Top of DATA TO PROCESS
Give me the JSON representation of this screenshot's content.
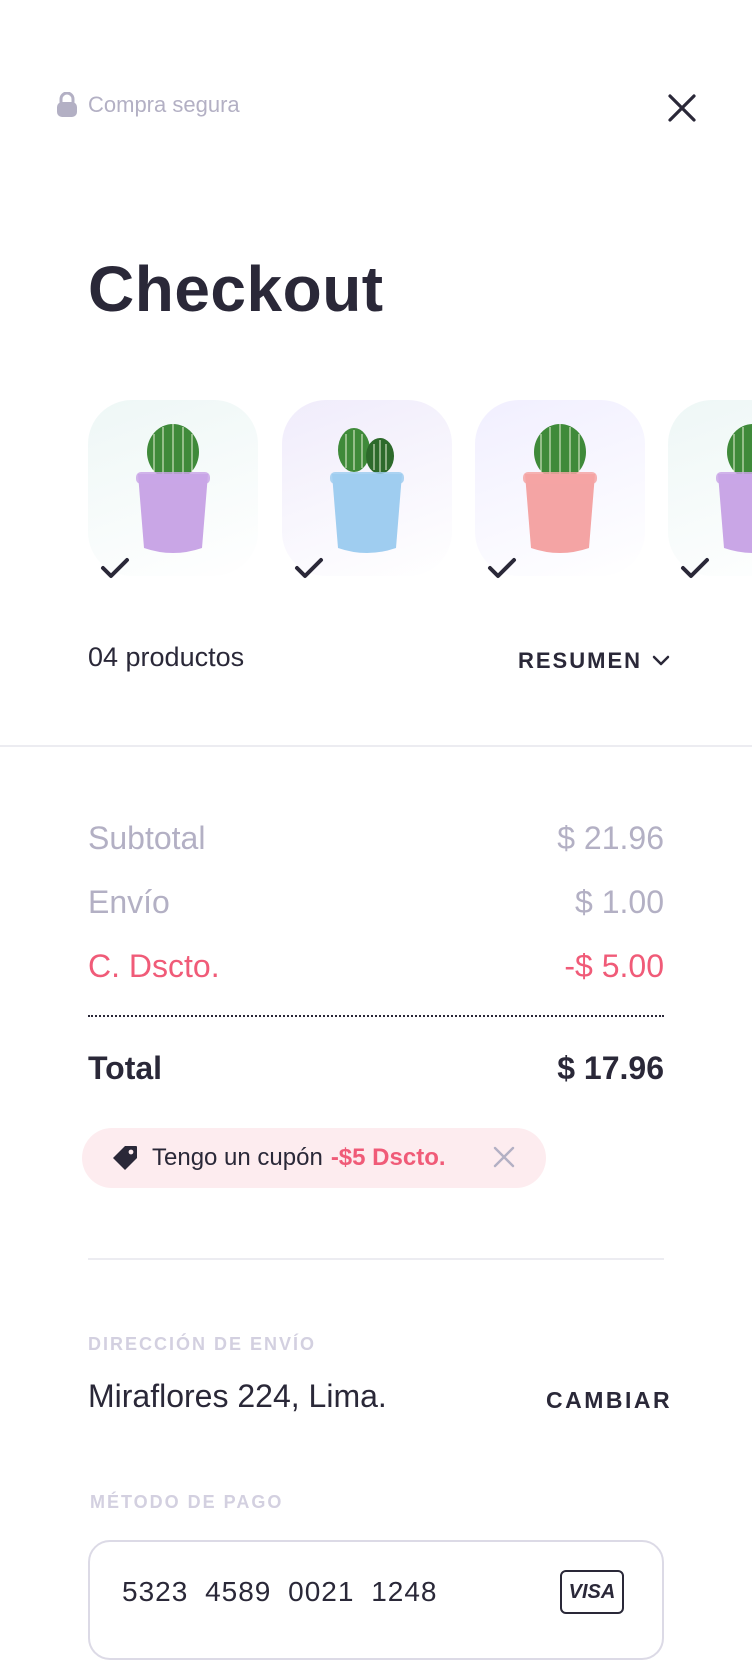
{
  "header": {
    "secure_label": "Compra segura"
  },
  "page_title": "Checkout",
  "products": [
    {
      "pot_color": "#c9a6e6",
      "bg_color": "#eef7f6",
      "cactus": "round"
    },
    {
      "pot_color": "#9fcdf0",
      "bg_color": "#f0ecfb",
      "cactus": "twin"
    },
    {
      "pot_color": "#f4a4a4",
      "bg_color": "#f1efff",
      "cactus": "round"
    },
    {
      "pot_color": "#c9a6e6",
      "bg_color": "#eef7f6",
      "cactus": "round"
    }
  ],
  "product_count": "04 productos",
  "summary_toggle": "RESUMEN",
  "totals": {
    "subtotal_label": "Subtotal",
    "subtotal_value": "$ 21.96",
    "shipping_label": "Envío",
    "shipping_value": "$ 1.00",
    "discount_label": "C. Dscto.",
    "discount_value": "-$ 5.00",
    "total_label": "Total",
    "total_value": "$ 17.96"
  },
  "coupon": {
    "text": "Tengo un cupón",
    "discount": "-$5 Dscto."
  },
  "shipping": {
    "section_label": "DIRECCIÓN DE ENVÍO",
    "address": "Miraflores 224, Lima.",
    "change_label": "CAMBIAR"
  },
  "payment": {
    "section_label": "MÉTODO DE PAGO",
    "card_number": "5323 4589 0021 1248",
    "card_brand": "VISA"
  },
  "colors": {
    "text": "#2a2838",
    "muted": "#b3b0c4",
    "accent": "#f05b78",
    "coupon_bg": "#fdecef"
  }
}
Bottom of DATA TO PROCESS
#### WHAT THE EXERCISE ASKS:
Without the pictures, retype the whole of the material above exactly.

#### TASK RESULT:
Give me the JSON representation of this screenshot's content.
{
  "header": {
    "secure_label": "Compra segura"
  },
  "page_title": "Checkout",
  "products": [
    {
      "pot_color": "#c9a6e6",
      "bg_color": "#eef7f6",
      "cactus": "round"
    },
    {
      "pot_color": "#9fcdf0",
      "bg_color": "#f0ecfb",
      "cactus": "twin"
    },
    {
      "pot_color": "#f4a4a4",
      "bg_color": "#f1efff",
      "cactus": "round"
    },
    {
      "pot_color": "#c9a6e6",
      "bg_color": "#eef7f6",
      "cactus": "round"
    }
  ],
  "product_count": "04 productos",
  "summary_toggle": "RESUMEN",
  "totals": {
    "subtotal_label": "Subtotal",
    "subtotal_value": "$ 21.96",
    "shipping_label": "Envío",
    "shipping_value": "$ 1.00",
    "discount_label": "C. Dscto.",
    "discount_value": "-$ 5.00",
    "total_label": "Total",
    "total_value": "$ 17.96"
  },
  "coupon": {
    "text": "Tengo un cupón",
    "discount": "-$5 Dscto."
  },
  "shipping": {
    "section_label": "DIRECCIÓN DE ENVÍO",
    "address": "Miraflores 224, Lima.",
    "change_label": "CAMBIAR"
  },
  "payment": {
    "section_label": "MÉTODO DE PAGO",
    "card_number": "5323 4589 0021 1248",
    "card_brand": "VISA"
  },
  "colors": {
    "text": "#2a2838",
    "muted": "#b3b0c4",
    "accent": "#f05b78",
    "coupon_bg": "#fdecef"
  }
}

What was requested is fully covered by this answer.